I’ve had a few people ask me why my blog is called Dark Matter Matters, and since I haven’t told that story in a while, I thought I’d share an excerpt from The Ad-Free Brand explaining it (and appending some more recent information). Here goes:
In late 2008, I was struggling mightily with the question of how you measure and quantify the value of brand-related activities. As someone whose father is an amateur astronomer, I’d long been intrigued by the concept of dark matter in the universe. If dark matter is new to you, Wikipedia describes it as “matter that neither emits nor scatters light or other electromagnetic radiation, and so cannot be directly detected via optical or radio astronomy.”
In other words, it is matter out there in the universe that is incredibly difficult to see, basically invisible, but that has a large gravitational effect. What’s particularly interesting about dark matter is that, apparently, there is a lot of it. Again according to Wikipedia:
“Dark matter accounts for 23% of the mass-energy density of the observable universe. In comparison, ordinary matter accounts for only 4.6% of the mass-energy density of the observable universe, with the remainder being attributable to dark energy. From these figures, dark matter constitutes 83% of the matter in the universe, whereas ordinary matter makes up only 17%.”
I find this fascinating.
And dark matter is still a theoretical concept. Again from the Wikipedia entry: “As important as dark matter is believed to be in the cosmos, direct evidence of its existence and a concrete understanding of its nature have remained elusive.”
But it was actually reading about all the problems with the Large Hadron Collider in 2008 (at the very same time I was having my own problems figuring out how to measure the value of brand-related work) that helped me make the connection between what I do for a living and this concept of dark matter.

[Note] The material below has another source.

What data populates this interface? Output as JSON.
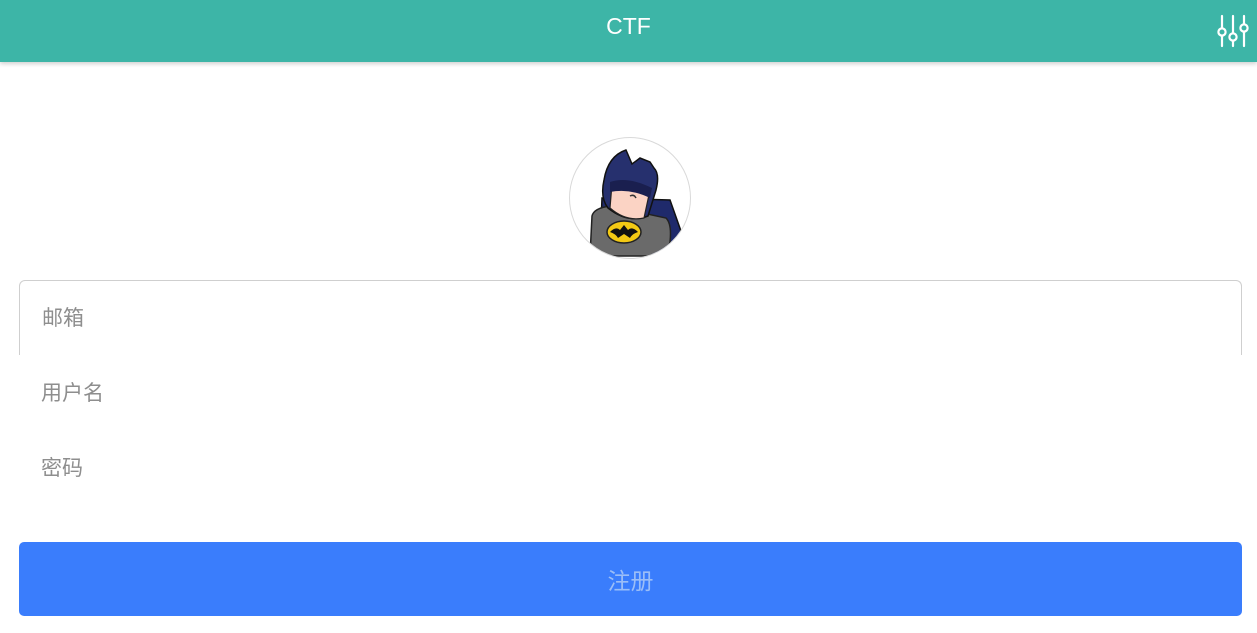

The Large Hadron Collider is the world’s largest particle accelerator. It was built on the border of France and Switzerland and is about 17 miles wide. One of the things that particle physicists hope to prove with this enormous project is the existence of dark matter.
I’m no physicist, but as I understand it, the accelerator shoots protons at super-high speeds around the collider, and, if these scientists are lucky, the collisions eventually might produce a few particles that will exist for only a few milliseconds and then disappear again. And these particles might prove that dark matter isn’t just a theory.
Might being the key word. In fact, noted physicist Stephen Hawking bet $100 that they won’t find anything (a bet which he may soon win). The cost of building a collider to maybe prove the existence of dark matter? About $9 billion dollars. (And as of this post, written in September 2011, three years since its was first fired up, we are still looking for evidence.)
Another attempt to prove the existence of dark matter used the Hubble Space Telescope. This image below (which I also used for the header of the blog) was taken by Hubble and first shown by NASA in May, 2007.
In this picture, you are looking at many galaxies a really, really long way away. But you can also see fuzzy gray areas all over that look like clouds. When the astronomers first looked at this photo, they thought the fuzzy areas were a problem with the image. But after analyzing it for over a year, they realized that the fuzziness might actually be evidence of dark matter.
Their reasoning? The fuzziness is actually a gravitational distortion of the light rays from distant galaxies that are being bent by dark matter on their way to Earth. The effect you see is kind of like looking at the bottom of a pond that is being distorted by ripples on the surface.
Is dark matter the same as antimatter?
No, dark matter and antimatter are different concepts. Antimatter is the reverse of normal matter. Dark matter is just dark.